Fences silently picketing things like welfare expenses,
Heard that complaint a lot, “Why can’t they just get off of welfare?”
Never stopping to wonder how it is they got there.
Racial tension was not an entity of which I was aware
In my neighborhood only whites could afford the fare
Not ‘til later in adulthood did I realize the unequal playing field
That substandard housing, education and opportunity would yield
Racism is a problem as widespread as it is deep
But it’s easy to ignore it and employ grace that is cheap
Pretend it doesn’t exist so I can live an advantaged existence
Don’t want to put the energy or sacrifice into controversial resistance
And what would I even do with this wrong needing right-ing,
Can it even begin to be accomplished in mere writing?
If I can’t fix all of it, I’m not going to try to do any
There are others whose “calling” it is out there, doing plenty
But in my honest, holy moments I know God prompts all who claim Christ
To embody all it means when we say we’re pro-life
Pro embryo, yes, but also pro immigrant and refugee
And pro those depicted as criminals on the local news story
One move, one step, to look behind what is seen
Will give you a vision beyond the distorting screen
We’re all one race, one family made in Almighty’s image
When encountering oppression, we should share our undeserved privilege.
*Lyric of Propaganda, spoken word artist.

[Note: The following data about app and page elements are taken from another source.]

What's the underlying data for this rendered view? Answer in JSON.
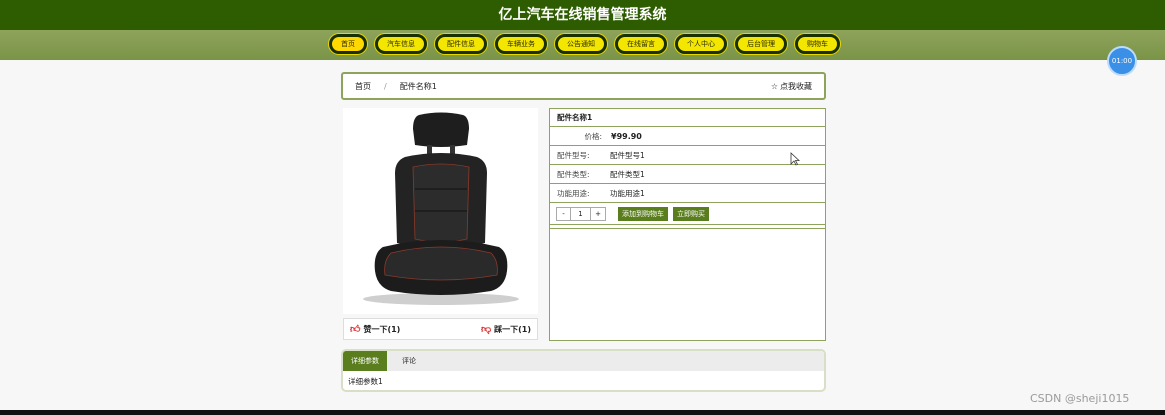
{
  "app_title": "亿上汽车在线销售管理系统",
  "nav": [
    {
      "label": "首页"
    },
    {
      "label": "汽车信息"
    },
    {
      "label": "配件信息"
    },
    {
      "label": "车辆业务"
    },
    {
      "label": "公告通知"
    },
    {
      "label": "在线留言"
    },
    {
      "label": "个人中心"
    },
    {
      "label": "后台管理"
    },
    {
      "label": "购物车"
    }
  ],
  "timer": "01:00",
  "breadcrumb": {
    "home": "首页",
    "sep": "/",
    "current": "配件名称1",
    "favorite": "点我收藏"
  },
  "product": {
    "name": "配件名称1",
    "price_label": "价格:",
    "price": "¥99.90",
    "fields": [
      {
        "label": "配件型号:",
        "value": "配件型号1"
      },
      {
        "label": "配件类型:",
        "value": "配件类型1"
      },
      {
        "label": "功能用途:",
        "value": "功能用途1"
      }
    ],
    "qty": {
      "minus": "-",
      "value": "1",
      "plus": "+"
    },
    "add_cart": "添加到购物车",
    "buy_now": "立即购买"
  },
  "likes": {
    "like": "赞一下(1)",
    "dislike": "踩一下(1)"
  },
  "tabs": [
    {
      "label": "详细参数"
    },
    {
      "label": "评论"
    }
  ],
  "tab_content": "详细参数1",
  "watermark": "CSDN @sheji1015",
  "colors": {
    "header": "#2e5c00",
    "nav": "#8ea35b",
    "button": "#5a7d1d",
    "nav_pill": "#f3e600"
  }
}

Becky Beers is pursuing a Master of Arts in Theological Studies at Northeastern Seminary. She is active in many ministry contexts including her work in a local school district and her church home the Wesleyan Church of Hamburg.